Dealing with dog bites
The aftermath of dealing with dog bites can be tricky, especially when young children are involved. According to the American Veterinary Medical Association, each year, more than 4.5 million people in the U.S. are bitten by dogs. Of these 4.5 million, nearly 1 in 5 require medical attention for their dog bite, or roughly 800,00 Americans. At least half of all medically-treated dog bites in the U.S. belong to children.
Although certain dog breeds are genetically more aggressive and more prone to biting, it is impossible to tell if a dog will bite simply by looking at it.
Dogs do not bite “out of the blue” or simply because they are bored. Dogs of all breeds and dispositions can become biters if placed under stressful circumstances. In the majority of cases, dogs bite as a defensive measure—not because they are vicious by nature.
Why dogs bite
According to Doggone Safe, a non-profit organization that specializes in dog bite prevention, dogs bite for a variety of reasons. Those reasons include, but are not limited to:
- The dog is protecting a possession, dish, or puppies
- The dog is protecting a resting place
- The dog is protecting its owner or the owner’s property
- A child has done something to provoke or frighten the dog
- The dog is old or having a bad day and is not able to be patient with children
- The dog is injured or sick
- The child has hurt or startled the dog
- The dog has not learned bite inhibition and bites hard by accident when the child offers food or a toy to the dog
- A child and dog are engaging in rough play and the dog gets overly excited
- The dog views the child as a prey item because the child is running and or/screaming near the dog
- The dog views the child as a prey item because the child is riding a bicycle or otherwise moving past the dog
- The dog is of a herding breed and nips while trying to “herd” the children
As is demonstrated by this list, dogs are much more likely to bite children than adults. Children make more noise and move around more than adults, and they have less of a solid understanding of when to leave a dog alone. According to the American Veterinary Medical Association, children, elderly people, and postal carriers are the three major types of dog bite victims.
Before dogs bite
Doggone Safe goes on to explain that dogs typically give clear warning signs before they bite. These warning signs include, but are not limited to:
- The dog gets up and moves away from the child
- The dog turns its head away from the child

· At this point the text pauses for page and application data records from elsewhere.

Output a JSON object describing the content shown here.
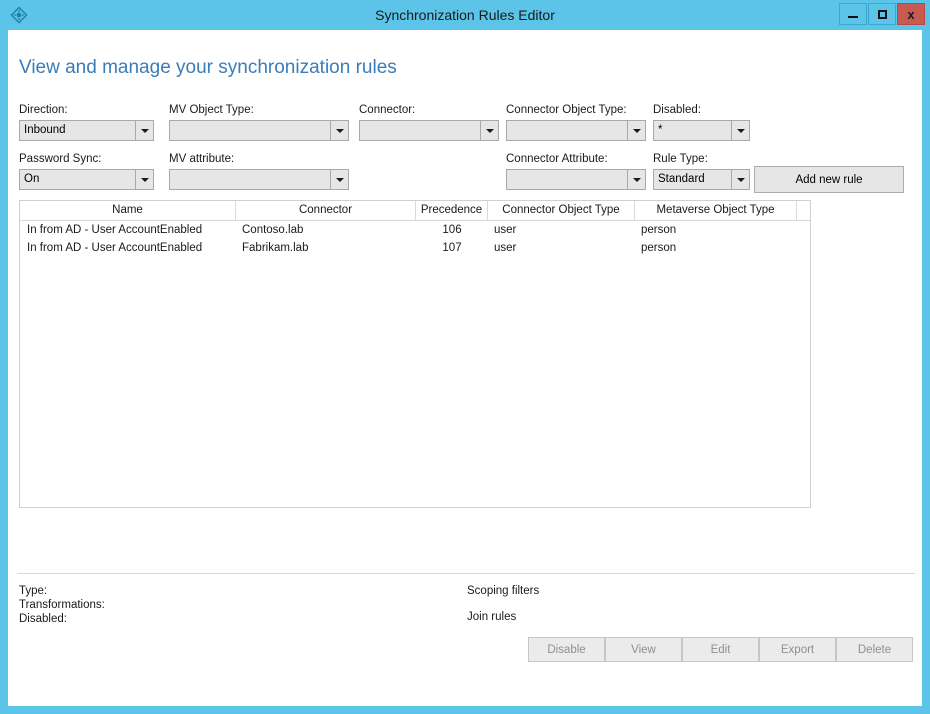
{
  "window": {
    "title": "Synchronization Rules Editor",
    "app_icon": "sync-diamond-icon",
    "controls": {
      "minimize": "minimize-icon",
      "maximize": "maximize-icon",
      "close": "x"
    },
    "accent_color": "#5bc4e8",
    "close_color": "#c75b52"
  },
  "page": {
    "heading": "View and manage your synchronization rules",
    "heading_color": "#3b7cb8"
  },
  "filters": {
    "direction": {
      "label": "Direction:",
      "value": "Inbound"
    },
    "mv_object_type": {
      "label": "MV Object Type:",
      "value": ""
    },
    "connector": {
      "label": "Connector:",
      "value": ""
    },
    "connector_object_type": {
      "label": "Connector Object Type:",
      "value": ""
    },
    "disabled": {
      "label": "Disabled:",
      "value": "*"
    },
    "password_sync": {
      "label": "Password Sync:",
      "value": "On"
    },
    "mv_attribute": {
      "label": "MV attribute:",
      "value": ""
    },
    "connector_attribute": {
      "label": "Connector Attribute:",
      "value": ""
    },
    "rule_type": {
      "label": "Rule Type:",
      "value": "Standard"
    }
  },
  "toolbar": {
    "add_new_rule": "Add new rule"
  },
  "grid": {
    "columns": [
      "Name",
      "Connector",
      "Precedence",
      "Connector Object Type",
      "Metaverse Object Type"
    ],
    "rows": [
      {
        "name": "In from AD - User AccountEnabled",
        "connector": "Contoso.lab",
        "precedence": "106",
        "connector_object_type": "user",
        "metaverse_object_type": "person"
      },
      {
        "name": "In from AD - User AccountEnabled",
        "connector": "Fabrikam.lab",
        "precedence": "107",
        "connector_object_type": "user",
        "metaverse_object_type": "person"
      }
    ]
  },
  "details": {
    "type_label": "Type:",
    "transformations_label": "Transformations:",
    "disabled_label": "Disabled:",
    "scoping_filters_label": "Scoping filters",
    "join_rules_label": "Join rules"
  },
  "actions": {
    "disable": "Disable",
    "view": "View",
    "edit": "Edit",
    "export": "Export",
    "delete": "Delete"
  }
}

- You can see the whites of the dog’s eyes in a half-moon shape
- The dog yawns while the child approaches or is interacting with it
- The dog suddenly starts scratching, biting, or licking itself
- The dog licks its chops while the child is approaching or interacting with the dog
- The dog does a “wet dog shake” after the child stops touching him
While these lists are not all-inclusive, they shed important light on certain dog behaviors.
May 18–24, 2014, is National Dog Bite Prevention Week. There are an estimated 70 million dogs living in U.S. households, and most dog bites can be prevented if parents and children know which warning signs to look for. By practicing proper “dog etiquette,” you reduce the chances of a dog becoming overly stressed out. Dogs that do not feel stressed, threatened, or in danger do not feel the need to bite or attack.
In her blog, veterinarian and animal behaviorist Dr. Sophia Yin discusses the responsibility humans bear when it comes to preventing dog bites. Yin explains how humans often approach dogs inappropriately, thinking it is always safe to stick out their hand as a sign of friendship. Humans then expect the dog to sniff their hand and to be completely docile—but often a dog can feel threatened or afraid by this gesture, resulting in growling or even a bite.
Yin also describes common ways that dogs physically show fear and anxiety:
- Slight and major cowering
- Lowering their head
- Pointing their ears back or to the side
- Placing their tail between their legs
- Licking their lips when there is no sign of food
- Panting when not hot or thirsty
- Furrowing their brow
- Moving in slow motion
- Being hypervigilant
- Acting sleepy or yawning when they shouldn’t be tired
- Sudden loss of appetite
- Moving away
Although these behaviors can be signs of other moods or problems, recognizing them in a context of new or frightening people or situations can help keep dog owners and dog lovers aware of potentially dangerous situations.
When dealing with both familiar and unfamiliar dogs, it is important to respect the space of the dog and not to approach the dog too quickly. Teach your young children how to properly approach a dog, and keep a close eye on them if they are petting or playing with dogs.
For more information and tips on how to stay safe around dogs, visit the Doggone Safe homepage.